(This part is extremely speculative. It's beginning to use Starlark as an example of what we might want to see in an "L3+" system. The goal in this doc isn't necessarily working stuff or committing to details, it's just to dream about what good composition would look like.)

((UPDATE: Work started on — this should provide a very useful binding library that, combined with our existing schemas, should make massive amounts of things “just work”.)



(A working title for "a snippet of starlark which patches a warpforge plot document".)

Traits of a good Larksnip

A good larksnip should be applicable to a plot as a patch, and it should be commutative with other well-behaved larksnips.

In essense, that is always reached if it's a patch that A) doesn't look at what it's about to patch (!) and thereby doesn't change behavior based on what's come before and B) doesn't collide with anything.

(That Part B criteria would be really tricky... if we didn't have content-addressing providing a natural conflict avoidance mechanism. But we do have it! Sweet.)

What about things that don't fit that model?

How should one deal with noncommutable things?

For example, $PATH. Appending path — like any string append — is not commutative. It's order sensitive.

Okay, then there are two options:

Using Libraries

Larksnips wouldn't be very useful if you couldn't refer to libraries of them that get common work done.

The "standard library"

There's almost nothing in the "standard library".

Just the Plot and Formula and suchlike built-in types.

And the PlotPatch function, which takes a bunch of functions that

Using other libraries

🚧 Very unclear how this should work.

Almost certainly, the libraries are allowed to exist in parent workspaces.

(There wouldn't be much practical value in boilerplate reduction provided if this wasn't allowed!)

(If working in a team, you'll want to track the libraries in the parent workspace that the team shares for all the teams projects.)


🚧 Needs definition, badly.

The catalog is probably an input.

Are parent catalogs searchable? Yeah, a handle to that seems reasonable. Maybe.

I don't think ingesting during the lark evaluation is allowed. No.

Are lark libraries an input? No idea.

// In general this should probably feel a fair bit like "go generate". It can be looser with its inputs than our systems otherwise can be. That's acceptable purely because we're committing the outputs.


See Review Starlark for an L3+ language.

import typicalbase from zomg/foo
import addStrace from yonder/larksnips

PlotPatch( # takes varargs, and applies them sequentially.
	typicalbase, # a document.  If you don't start the stack with a doc, it's zero.
	addStrace, # a `func(plot):plot` that adds an strace ware to the apps folder.

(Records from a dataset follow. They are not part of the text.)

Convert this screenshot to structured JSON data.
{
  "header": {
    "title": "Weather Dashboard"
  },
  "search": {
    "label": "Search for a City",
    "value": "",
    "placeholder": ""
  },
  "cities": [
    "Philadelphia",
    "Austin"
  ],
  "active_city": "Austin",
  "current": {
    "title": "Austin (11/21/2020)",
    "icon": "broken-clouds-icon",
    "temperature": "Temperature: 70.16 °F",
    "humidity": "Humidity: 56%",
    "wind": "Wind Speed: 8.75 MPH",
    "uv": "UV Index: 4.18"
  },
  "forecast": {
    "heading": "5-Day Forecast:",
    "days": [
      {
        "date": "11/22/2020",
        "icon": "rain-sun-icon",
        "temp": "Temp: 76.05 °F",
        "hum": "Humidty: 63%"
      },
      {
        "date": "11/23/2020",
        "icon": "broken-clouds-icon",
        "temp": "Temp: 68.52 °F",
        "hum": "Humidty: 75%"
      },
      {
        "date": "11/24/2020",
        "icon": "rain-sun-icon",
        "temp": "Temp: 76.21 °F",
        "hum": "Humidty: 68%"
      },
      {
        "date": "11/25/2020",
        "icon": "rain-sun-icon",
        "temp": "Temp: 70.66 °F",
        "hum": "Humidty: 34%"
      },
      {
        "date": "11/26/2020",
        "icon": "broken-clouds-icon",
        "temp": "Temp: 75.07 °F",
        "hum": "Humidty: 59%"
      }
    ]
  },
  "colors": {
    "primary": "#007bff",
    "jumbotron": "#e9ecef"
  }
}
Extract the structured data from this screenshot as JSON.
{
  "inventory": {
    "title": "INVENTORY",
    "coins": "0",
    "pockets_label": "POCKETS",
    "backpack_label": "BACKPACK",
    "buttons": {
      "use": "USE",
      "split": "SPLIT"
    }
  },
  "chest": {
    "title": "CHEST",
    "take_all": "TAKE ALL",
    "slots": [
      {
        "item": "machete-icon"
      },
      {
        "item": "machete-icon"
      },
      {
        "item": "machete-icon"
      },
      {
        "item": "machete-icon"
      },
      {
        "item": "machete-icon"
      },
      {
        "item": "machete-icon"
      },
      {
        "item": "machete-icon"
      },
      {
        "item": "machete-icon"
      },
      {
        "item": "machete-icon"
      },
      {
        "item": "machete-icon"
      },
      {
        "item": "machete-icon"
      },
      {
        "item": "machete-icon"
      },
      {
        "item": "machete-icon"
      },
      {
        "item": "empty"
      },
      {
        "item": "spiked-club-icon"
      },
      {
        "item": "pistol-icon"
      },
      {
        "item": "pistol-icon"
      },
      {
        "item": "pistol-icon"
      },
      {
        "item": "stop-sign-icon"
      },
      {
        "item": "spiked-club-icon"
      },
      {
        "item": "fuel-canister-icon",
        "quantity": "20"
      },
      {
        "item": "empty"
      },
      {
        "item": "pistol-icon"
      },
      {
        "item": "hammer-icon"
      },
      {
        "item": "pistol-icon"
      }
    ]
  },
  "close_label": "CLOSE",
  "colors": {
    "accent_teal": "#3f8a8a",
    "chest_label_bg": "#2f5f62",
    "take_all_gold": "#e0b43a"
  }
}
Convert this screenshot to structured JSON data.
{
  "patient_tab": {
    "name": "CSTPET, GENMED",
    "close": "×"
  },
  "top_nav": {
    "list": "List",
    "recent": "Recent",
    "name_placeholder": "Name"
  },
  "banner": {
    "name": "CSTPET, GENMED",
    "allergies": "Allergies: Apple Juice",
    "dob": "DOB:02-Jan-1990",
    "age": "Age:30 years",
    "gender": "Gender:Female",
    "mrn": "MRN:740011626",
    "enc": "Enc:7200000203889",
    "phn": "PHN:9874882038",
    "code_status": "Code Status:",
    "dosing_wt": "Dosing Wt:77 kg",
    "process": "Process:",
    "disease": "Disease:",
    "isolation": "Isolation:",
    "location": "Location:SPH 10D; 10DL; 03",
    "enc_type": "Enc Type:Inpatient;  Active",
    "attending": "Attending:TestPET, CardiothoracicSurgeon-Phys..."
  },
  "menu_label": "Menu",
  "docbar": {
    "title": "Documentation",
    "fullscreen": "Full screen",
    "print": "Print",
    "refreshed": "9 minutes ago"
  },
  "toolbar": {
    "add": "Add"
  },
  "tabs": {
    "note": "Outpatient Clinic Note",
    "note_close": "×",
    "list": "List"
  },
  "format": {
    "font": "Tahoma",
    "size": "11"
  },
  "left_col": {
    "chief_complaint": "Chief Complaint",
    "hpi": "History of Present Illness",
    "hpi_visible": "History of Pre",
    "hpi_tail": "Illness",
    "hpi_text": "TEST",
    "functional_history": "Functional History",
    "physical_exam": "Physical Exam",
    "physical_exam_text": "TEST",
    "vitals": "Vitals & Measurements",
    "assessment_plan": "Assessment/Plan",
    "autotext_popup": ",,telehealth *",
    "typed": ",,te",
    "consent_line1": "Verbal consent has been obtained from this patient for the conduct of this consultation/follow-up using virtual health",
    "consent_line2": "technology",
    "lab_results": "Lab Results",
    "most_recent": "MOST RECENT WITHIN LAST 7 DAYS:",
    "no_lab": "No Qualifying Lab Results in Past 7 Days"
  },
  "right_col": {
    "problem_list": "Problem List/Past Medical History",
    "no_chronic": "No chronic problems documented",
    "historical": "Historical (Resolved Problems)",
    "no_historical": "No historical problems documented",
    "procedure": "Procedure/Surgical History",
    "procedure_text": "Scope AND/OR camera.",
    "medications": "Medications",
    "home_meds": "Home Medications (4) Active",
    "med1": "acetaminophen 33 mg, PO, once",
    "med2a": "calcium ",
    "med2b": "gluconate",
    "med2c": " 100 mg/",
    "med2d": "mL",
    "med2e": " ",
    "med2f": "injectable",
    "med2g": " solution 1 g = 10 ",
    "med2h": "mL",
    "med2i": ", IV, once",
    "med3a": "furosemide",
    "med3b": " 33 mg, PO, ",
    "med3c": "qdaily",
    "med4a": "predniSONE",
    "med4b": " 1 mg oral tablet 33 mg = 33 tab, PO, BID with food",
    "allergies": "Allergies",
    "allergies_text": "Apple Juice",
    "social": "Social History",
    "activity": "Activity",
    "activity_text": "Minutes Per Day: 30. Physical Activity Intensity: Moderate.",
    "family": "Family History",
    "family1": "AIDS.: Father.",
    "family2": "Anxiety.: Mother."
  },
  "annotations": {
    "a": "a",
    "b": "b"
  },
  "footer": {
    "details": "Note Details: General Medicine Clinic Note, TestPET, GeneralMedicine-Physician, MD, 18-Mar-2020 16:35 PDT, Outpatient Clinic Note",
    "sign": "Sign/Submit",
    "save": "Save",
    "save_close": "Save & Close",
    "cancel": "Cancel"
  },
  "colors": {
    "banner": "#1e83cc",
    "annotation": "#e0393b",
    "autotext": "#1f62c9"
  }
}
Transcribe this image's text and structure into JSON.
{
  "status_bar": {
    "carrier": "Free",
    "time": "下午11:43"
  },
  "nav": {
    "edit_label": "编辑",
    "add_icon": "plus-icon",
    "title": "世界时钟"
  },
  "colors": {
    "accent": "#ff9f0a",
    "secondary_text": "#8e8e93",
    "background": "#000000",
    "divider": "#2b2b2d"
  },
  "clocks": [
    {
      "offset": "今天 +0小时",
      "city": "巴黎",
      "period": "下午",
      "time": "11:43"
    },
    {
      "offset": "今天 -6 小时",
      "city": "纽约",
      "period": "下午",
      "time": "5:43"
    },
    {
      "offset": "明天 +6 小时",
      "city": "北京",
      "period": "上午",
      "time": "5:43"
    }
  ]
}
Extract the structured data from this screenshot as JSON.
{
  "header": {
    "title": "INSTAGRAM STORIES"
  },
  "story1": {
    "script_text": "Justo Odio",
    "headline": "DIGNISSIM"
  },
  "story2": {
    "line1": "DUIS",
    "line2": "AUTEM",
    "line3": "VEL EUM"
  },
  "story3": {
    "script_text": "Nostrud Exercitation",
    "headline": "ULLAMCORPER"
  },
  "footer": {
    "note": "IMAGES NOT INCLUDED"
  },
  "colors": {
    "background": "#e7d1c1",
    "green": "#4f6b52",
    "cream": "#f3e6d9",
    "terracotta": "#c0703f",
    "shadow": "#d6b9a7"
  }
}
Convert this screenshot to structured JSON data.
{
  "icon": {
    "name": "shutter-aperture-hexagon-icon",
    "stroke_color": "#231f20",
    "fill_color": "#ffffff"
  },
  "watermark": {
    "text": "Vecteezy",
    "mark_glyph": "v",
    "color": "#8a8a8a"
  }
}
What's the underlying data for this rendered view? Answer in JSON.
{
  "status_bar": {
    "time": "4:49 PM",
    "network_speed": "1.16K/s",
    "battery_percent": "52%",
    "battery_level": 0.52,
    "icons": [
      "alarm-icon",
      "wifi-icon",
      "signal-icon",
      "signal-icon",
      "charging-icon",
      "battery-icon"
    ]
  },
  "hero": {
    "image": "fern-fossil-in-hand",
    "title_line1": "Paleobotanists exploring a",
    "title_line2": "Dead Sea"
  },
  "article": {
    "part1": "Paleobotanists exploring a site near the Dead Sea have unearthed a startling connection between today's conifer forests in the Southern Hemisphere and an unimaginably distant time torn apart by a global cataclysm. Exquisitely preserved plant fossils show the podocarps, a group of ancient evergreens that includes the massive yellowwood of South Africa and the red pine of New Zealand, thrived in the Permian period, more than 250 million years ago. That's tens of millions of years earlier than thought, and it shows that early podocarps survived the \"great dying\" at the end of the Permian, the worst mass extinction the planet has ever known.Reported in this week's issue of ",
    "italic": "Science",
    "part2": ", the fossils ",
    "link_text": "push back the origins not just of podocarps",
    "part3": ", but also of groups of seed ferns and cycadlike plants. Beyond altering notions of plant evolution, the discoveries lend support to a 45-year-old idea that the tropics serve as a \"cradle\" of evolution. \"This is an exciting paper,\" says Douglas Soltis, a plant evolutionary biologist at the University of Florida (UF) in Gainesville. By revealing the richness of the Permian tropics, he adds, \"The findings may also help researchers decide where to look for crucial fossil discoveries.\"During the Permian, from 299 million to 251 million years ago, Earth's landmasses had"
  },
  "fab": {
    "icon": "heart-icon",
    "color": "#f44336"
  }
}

# stdlib: 1.11
# filesystem: allowed
somefunc = load("libzow:15") # these would be looked up in catalogs, I guess?

	name = "",
	plot = PlotPatch(....)


Is any of this, frankly, a good idea? Unclear. The one critical scorecard row is "are we every going to feel a desire to template lark files", and the answer to that must be "no".

Should a lark be stuck emitting just one plot and module? Probably not.

^ See Path Golgi — larks should definitely be able to emit multiple modules.

Does the above imply that splitting plots and modules might've been a mistake? Yes quite possibly.

If a plot is generated, will there be a reliable way to remember (in the same workspaces as the generation was originally performed in, at least) what lark did so? I certainly hope so; we will want this info for any refreshing purposes as well as for GC if a lark eval doesn't generate a module this time.